We however, have the benefit of knowing the real story. We know why Jesus came.
The question is, have you made Him the King of your heart, and does He have control over your will? Are you willing today to recognise His kingship and grant Him control of every aspect of your life?
Does He determine how you treat others? Have you forgiven as you’ve been forgiven?
I could go on, but the point is this: We have to be prepared to recognise and acknowledge Him as the one true King of kings and Lord of lords of our entire lives. Unless if we do, we are just one of the many thousands who welcomed Him with open arms on Palm Sunday, only to give into peer pressure and turn on Him a few days later. Jesus Christ is either Lord of all, or He is not Lord at all.
He is not just the Lord of the Sabbath or the God of our Sundays. If we really want to know the peace and power that comes from God, then we need to make Him King of all. “Hosanna to the King of kings” should not be our annual cry on Palm Sunday each year. We must choose to worship Him in spirit and in truth always and for eternity. To know Jesus as the Prince of Peace, we must crown Him as Lord and King.

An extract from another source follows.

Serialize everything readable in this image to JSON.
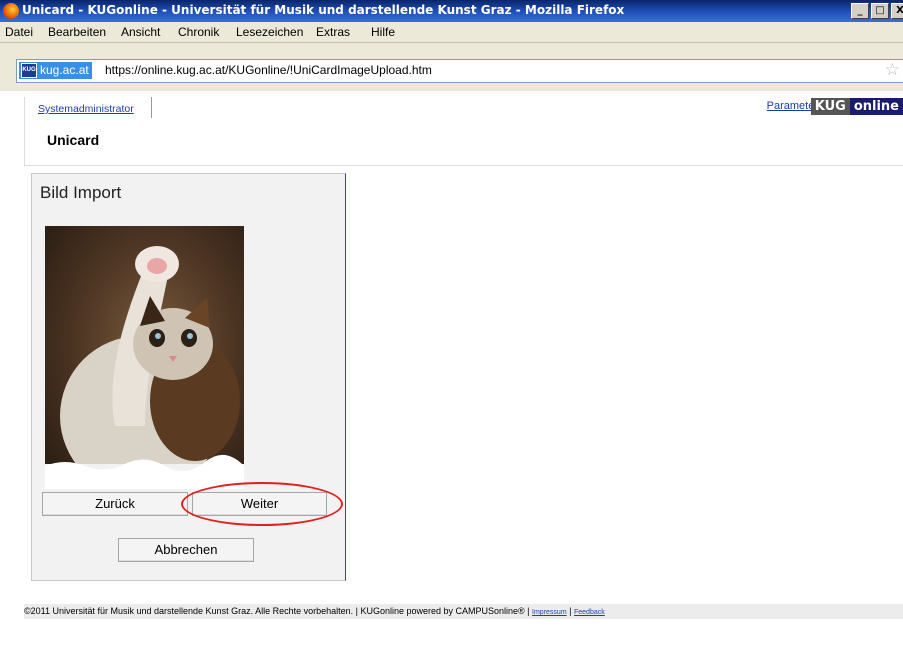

Are you part of the crowd that cheers Jesus when all is going well in your life, but when He doesn’t do what you’d like, the cheering stops?
The Christian faith is not a religion – it is a life spent walking in God’s will, both when it is easy, and when it is hard.
Maybe your problem has been that your desires have been self-centred instead of God-centred. You might be saved, but just like Jacob you insist on wrestling with God, because you have never accepted His terms of service to Him, and you have been doing things on your own, and in your own strength.
God will not share His glory with us. He will also not be dictated to by us like He is some kind of blessing machine that owes us a favour.
It’s wonderful to call Jesus your Saviour – but you also have to call Him Lord.